* _Task to complete_: Could you show each line of the records that contains the word "about"?
** The data follows **
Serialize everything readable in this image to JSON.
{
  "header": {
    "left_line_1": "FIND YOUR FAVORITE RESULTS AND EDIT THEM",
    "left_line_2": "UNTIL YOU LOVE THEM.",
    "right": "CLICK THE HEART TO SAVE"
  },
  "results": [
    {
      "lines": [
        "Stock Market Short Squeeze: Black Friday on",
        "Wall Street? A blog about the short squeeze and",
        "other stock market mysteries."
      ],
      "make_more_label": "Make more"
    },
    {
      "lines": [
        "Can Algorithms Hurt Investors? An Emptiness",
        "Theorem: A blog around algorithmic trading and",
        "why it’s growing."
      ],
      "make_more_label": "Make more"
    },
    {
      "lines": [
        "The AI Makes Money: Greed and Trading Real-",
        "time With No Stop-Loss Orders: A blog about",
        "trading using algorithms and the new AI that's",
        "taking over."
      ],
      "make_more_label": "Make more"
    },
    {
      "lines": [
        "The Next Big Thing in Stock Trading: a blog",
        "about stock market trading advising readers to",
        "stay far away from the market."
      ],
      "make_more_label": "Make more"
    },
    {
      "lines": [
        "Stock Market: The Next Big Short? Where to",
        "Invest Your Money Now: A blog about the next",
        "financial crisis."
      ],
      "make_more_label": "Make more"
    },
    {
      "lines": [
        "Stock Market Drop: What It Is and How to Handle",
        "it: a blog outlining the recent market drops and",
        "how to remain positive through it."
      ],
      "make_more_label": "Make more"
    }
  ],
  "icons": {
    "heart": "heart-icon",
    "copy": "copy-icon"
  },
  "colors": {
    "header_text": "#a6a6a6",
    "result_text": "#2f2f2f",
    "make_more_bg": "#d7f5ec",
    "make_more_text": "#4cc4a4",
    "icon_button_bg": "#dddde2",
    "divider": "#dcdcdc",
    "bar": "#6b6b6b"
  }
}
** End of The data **
* _Solution to this problem_:
        "Wall Street? A blog about the short squeeze and",
        "time With No Stop-Loss Orders: A blog about",
        "about stock market trading advising readers to",
        "Invest Your Money Now: A blog about the next",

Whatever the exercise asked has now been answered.